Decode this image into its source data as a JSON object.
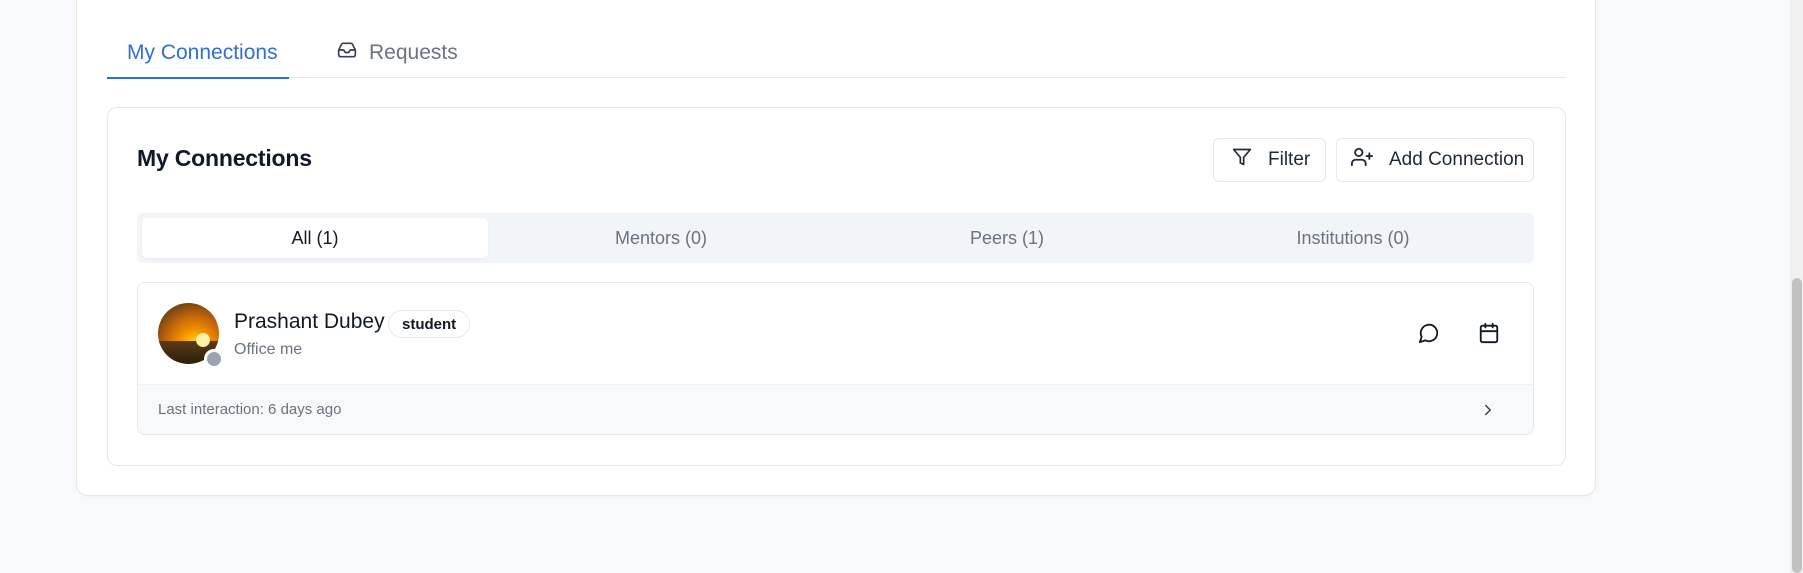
{
  "tabs": {
    "my_connections": "My Connections",
    "requests": "Requests"
  },
  "section": {
    "title": "My Connections",
    "filter_label": "Filter",
    "add_label": "Add Connection"
  },
  "segments": [
    {
      "label": "All (1)",
      "active": true
    },
    {
      "label": "Mentors (0)",
      "active": false
    },
    {
      "label": "Peers (1)",
      "active": false
    },
    {
      "label": "Institutions (0)",
      "active": false
    }
  ],
  "connections": [
    {
      "name": "Prashant Dubey",
      "role": "student",
      "subtitle": "Office me",
      "last_interaction": "Last interaction: 6 days ago"
    }
  ],
  "colors": {
    "accent": "#2f6fd6",
    "status_offline": "#9ca3af"
  },
  "icons": [
    "inbox-icon",
    "filter-icon",
    "user-plus-icon",
    "message-icon",
    "calendar-icon",
    "chevron-right-icon"
  ]
}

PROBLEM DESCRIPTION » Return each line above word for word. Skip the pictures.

ANSWER FOR THE TASK »
Decode this image into its source data as a JSON object.
{
  "tabs": {
    "my_connections": "My Connections",
    "requests": "Requests"
  },
  "section": {
    "title": "My Connections",
    "filter_label": "Filter",
    "add_label": "Add Connection"
  },
  "segments": [
    {
      "label": "All (1)",
      "active": true
    },
    {
      "label": "Mentors (0)",
      "active": false
    },
    {
      "label": "Peers (1)",
      "active": false
    },
    {
      "label": "Institutions (0)",
      "active": false
    }
  ],
  "connections": [
    {
      "name": "Prashant Dubey",
      "role": "student",
      "subtitle": "Office me",
      "last_interaction": "Last interaction: 6 days ago"
    }
  ],
  "colors": {
    "accent": "#2f6fd6",
    "status_offline": "#9ca3af"
  },
  "icons": [
    "inbox-icon",
    "filter-icon",
    "user-plus-icon",
    "message-icon",
    "calendar-icon",
    "chevron-right-icon"
  ]
}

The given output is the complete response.